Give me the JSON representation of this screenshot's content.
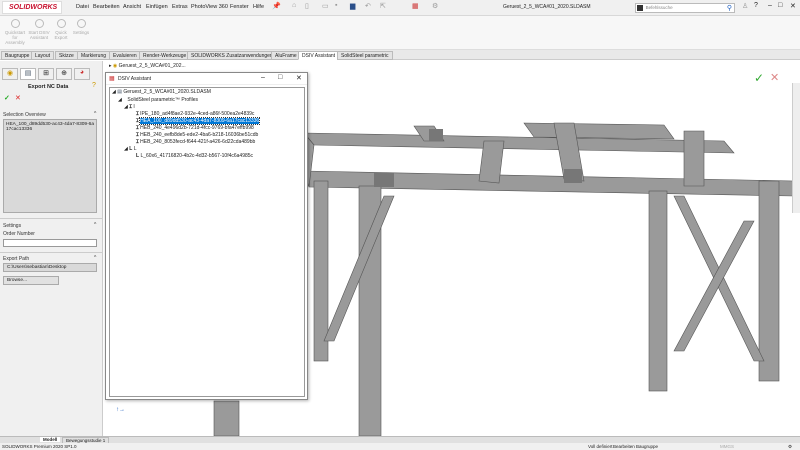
{
  "app": {
    "logo": "SOLIDWORKS",
    "title": "Geruest_2_5_WCA#01_2020.SLDASM",
    "search_placeholder": "Befehlssuche"
  },
  "menu": [
    "Datei",
    "Bearbeiten",
    "Ansicht",
    "Einfügen",
    "Extras",
    "PhotoView 360",
    "Fenster",
    "Hilfe"
  ],
  "ribbon": [
    "Quickstart for Assembly",
    "Start DSIV Assistant",
    "Quick Export",
    "Settings"
  ],
  "tabs": [
    "Baugruppe",
    "Layout",
    "Skizze",
    "Markierung",
    "Evaluieren",
    "Render-Werkzeuge",
    "SOLIDWORKS Zusatzanwendungen",
    "AluFrame",
    "DSIV Assistant",
    "SolidSteel parametric"
  ],
  "active_tab": "DSIV Assistant",
  "panel": {
    "title": "Export NC Data",
    "selection_header": "Selection Overview",
    "selection_value": "HEA_100_d89dd530-ac43-4da7-8309-6a17cac13336",
    "settings_header": "Settings",
    "order_label": "Order Number",
    "order_value": "",
    "export_header": "Export Path",
    "export_value": "C:\\Users\\sebastian\\Desktop",
    "browse": "Browse..."
  },
  "tree_top": "Geruest_2_5_WCA#01_202...",
  "dialog": {
    "title": "DSIV Assistant",
    "root": "Geruest_2_5_WCA#01_2020.SLDASM",
    "group": "SolidSteel parametric™ Profiles",
    "cat_i": "I",
    "items_i": [
      "IPE_180_ad4f8ae2-932e-4ced-a86f-500ea2e4839c",
      "HEA_100_d89dd530-ac43-4da7-8309-6a17cac13336",
      "HEB_240_4e496d2b-721d-4fcc-9769-bfa47effb998",
      "HEB_240_eefb8de5-ede2-4ba6-b218-16036be51cdb",
      "HEB_240_8053fecd-f644-421f-a426-6d22cda489bb"
    ],
    "cat_l": "L",
    "items_l": [
      "L_60x6_41716820-4b2c-4d32-b567-10f4c6a4985c"
    ],
    "selected": 1
  },
  "bottom_tabs": [
    "Modell",
    "Bewegungsstudie 1"
  ],
  "status": {
    "left": "SOLIDWORKS Premium 2020 SP1.0",
    "defined": "Voll definiert",
    "editing": "Bearbeiten Baugruppe",
    "units": "MMGS"
  }
}
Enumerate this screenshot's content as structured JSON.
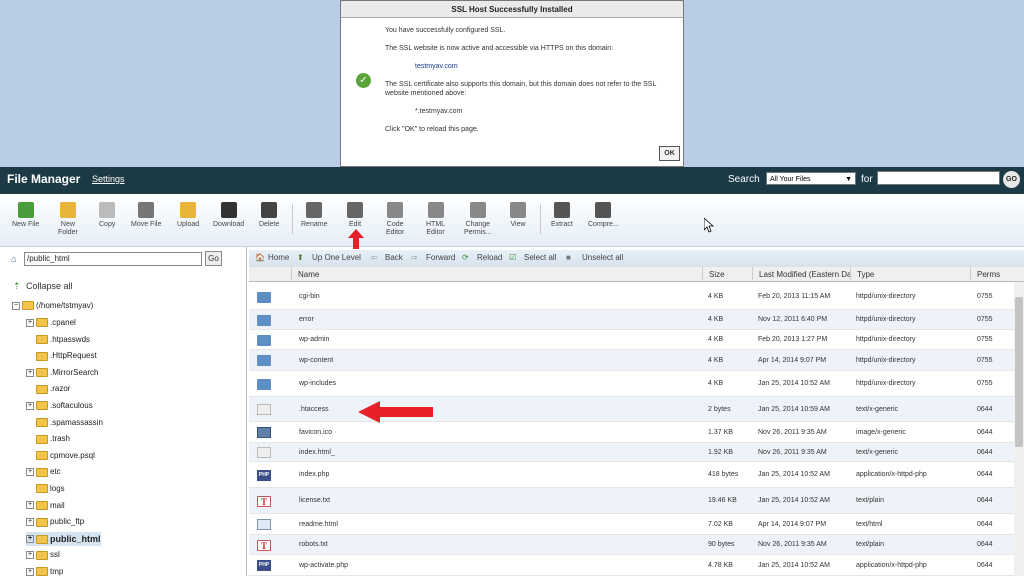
{
  "dialog": {
    "title": "SSL Host Successfully Installed",
    "line1": "You have successfully configured SSL.",
    "line2": "The SSL website is now active and accessible via HTTPS on this domain:",
    "domain": "testmyav.com",
    "line3": "The SSL certificate also supports this domain, but this domain does not refer to the SSL website mentioned above:",
    "wildcard": "*.testmyav.com",
    "line4": "Click \"OK\" to reload this page.",
    "ok_label": "OK"
  },
  "header": {
    "title": "File Manager",
    "settings": "Settings",
    "search_label": "Search",
    "search_scope": "All Your Files",
    "for_label": "for",
    "go_label": "GO"
  },
  "toolbar": [
    {
      "label": "New File",
      "icon": "new-file-icon"
    },
    {
      "label": "New\nFolder",
      "icon": "new-folder-icon"
    },
    {
      "label": "Copy",
      "icon": "copy-icon"
    },
    {
      "label": "Move File",
      "icon": "move-file-icon"
    },
    {
      "label": "Upload",
      "icon": "upload-icon"
    },
    {
      "label": "Download",
      "icon": "download-icon"
    },
    {
      "label": "Delete",
      "icon": "delete-icon"
    },
    {
      "label": "Rename",
      "icon": "rename-icon"
    },
    {
      "label": "Edit",
      "icon": "edit-icon"
    },
    {
      "label": "Code\nEditor",
      "icon": "code-editor-icon"
    },
    {
      "label": "HTML\nEditor",
      "icon": "html-editor-icon"
    },
    {
      "label": "Change\nPermis...",
      "icon": "change-permissions-icon"
    },
    {
      "label": "View",
      "icon": "view-icon"
    },
    {
      "label": "Extract",
      "icon": "extract-icon"
    },
    {
      "label": "Compre...",
      "icon": "compress-icon"
    }
  ],
  "tree": {
    "path": "/public_html",
    "go_label": "Go",
    "collapse_all": "Collapse all",
    "root": "(/home/tstmyav)",
    "items": [
      {
        "label": ".cpanel",
        "expandable": true
      },
      {
        "label": ".htpasswds",
        "expandable": false
      },
      {
        "label": ".HttpRequest",
        "expandable": false
      },
      {
        "label": ".MirrorSearch",
        "expandable": true
      },
      {
        "label": ".razor",
        "expandable": false
      },
      {
        "label": ".softaculous",
        "expandable": true
      },
      {
        "label": ".spamassassin",
        "expandable": false
      },
      {
        "label": ".trash",
        "expandable": false
      },
      {
        "label": "cpmove.psql",
        "expandable": false
      },
      {
        "label": "etc",
        "expandable": true
      },
      {
        "label": "logs",
        "expandable": false
      },
      {
        "label": "mail",
        "expandable": true
      },
      {
        "label": "public_ftp",
        "expandable": true
      },
      {
        "label": "public_html",
        "expandable": true,
        "selected": true
      },
      {
        "label": "ssl",
        "expandable": true
      },
      {
        "label": "tmp",
        "expandable": true
      }
    ]
  },
  "list_toolbar": {
    "home": "Home",
    "up": "Up One Level",
    "back": "Back",
    "forward": "Forward",
    "reload": "Reload",
    "select_all": "Select all",
    "unselect_all": "Unselect all"
  },
  "columns": {
    "name": "Name",
    "size": "Size",
    "modified": "Last Modified (Eastern Da",
    "type": "Type",
    "perms": "Perms"
  },
  "files": [
    {
      "name": "cgi-bin",
      "size": "4 KB",
      "modified": "Feb 20, 2013 11:15 AM",
      "type": "httpd/unix-directory",
      "perms": "0755",
      "icon": "folder"
    },
    {
      "name": "error",
      "size": "4 KB",
      "modified": "Nov 12, 2011 6:40 PM",
      "type": "httpd/unix-directory",
      "perms": "0755",
      "icon": "folder"
    },
    {
      "name": "wp-admin",
      "size": "4 KB",
      "modified": "Feb 20, 2013 1:27 PM",
      "type": "httpd/unix-directory",
      "perms": "0755",
      "icon": "folder"
    },
    {
      "name": "wp-content",
      "size": "4 KB",
      "modified": "Apr 14, 2014 9:07 PM",
      "type": "httpd/unix-directory",
      "perms": "0755",
      "icon": "folder"
    },
    {
      "name": "wp-includes",
      "size": "4 KB",
      "modified": "Jan 25, 2014 10:52 AM",
      "type": "httpd/unix-directory",
      "perms": "0755",
      "icon": "folder"
    },
    {
      "name": ".htaccess",
      "size": "2 bytes",
      "modified": "Jan 25, 2014 10:59 AM",
      "type": "text/x-generic",
      "perms": "0644",
      "icon": "txt"
    },
    {
      "name": "favicon.ico",
      "size": "1.37 KB",
      "modified": "Nov 26, 2011 9:35 AM",
      "type": "image/x-generic",
      "perms": "0644",
      "icon": "img"
    },
    {
      "name": "index.html_",
      "size": "1.92 KB",
      "modified": "Nov 26, 2011 9:35 AM",
      "type": "text/x-generic",
      "perms": "0644",
      "icon": "txt"
    },
    {
      "name": "index.php",
      "size": "418 bytes",
      "modified": "Jan 25, 2014 10:52 AM",
      "type": "application/x-httpd-php",
      "perms": "0644",
      "icon": "php"
    },
    {
      "name": "license.txt",
      "size": "19.46 KB",
      "modified": "Jan 25, 2014 10:52 AM",
      "type": "text/plain",
      "perms": "0644",
      "icon": "t"
    },
    {
      "name": "readme.html",
      "size": "7.02 KB",
      "modified": "Apr 14, 2014 9:07 PM",
      "type": "text/html",
      "perms": "0644",
      "icon": "html"
    },
    {
      "name": "robots.txt",
      "size": "90 bytes",
      "modified": "Nov 26, 2011 9:35 AM",
      "type": "text/plain",
      "perms": "0644",
      "icon": "t"
    },
    {
      "name": "wp-activate.php",
      "size": "4.78 KB",
      "modified": "Jan 25, 2014 10:52 AM",
      "type": "application/x-httpd-php",
      "perms": "0644",
      "icon": "php"
    }
  ]
}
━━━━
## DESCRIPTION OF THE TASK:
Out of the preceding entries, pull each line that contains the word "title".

## ANSWER TO THIS EXERCISE:
    "title": "Geruest_2_5_WCA#01_2020.SLDASM",
    "title": "Export NC Data",
    "title": "DSIV Assistant",
    "title": "SSL Host Successfully Installed",
    "title": "File Manager",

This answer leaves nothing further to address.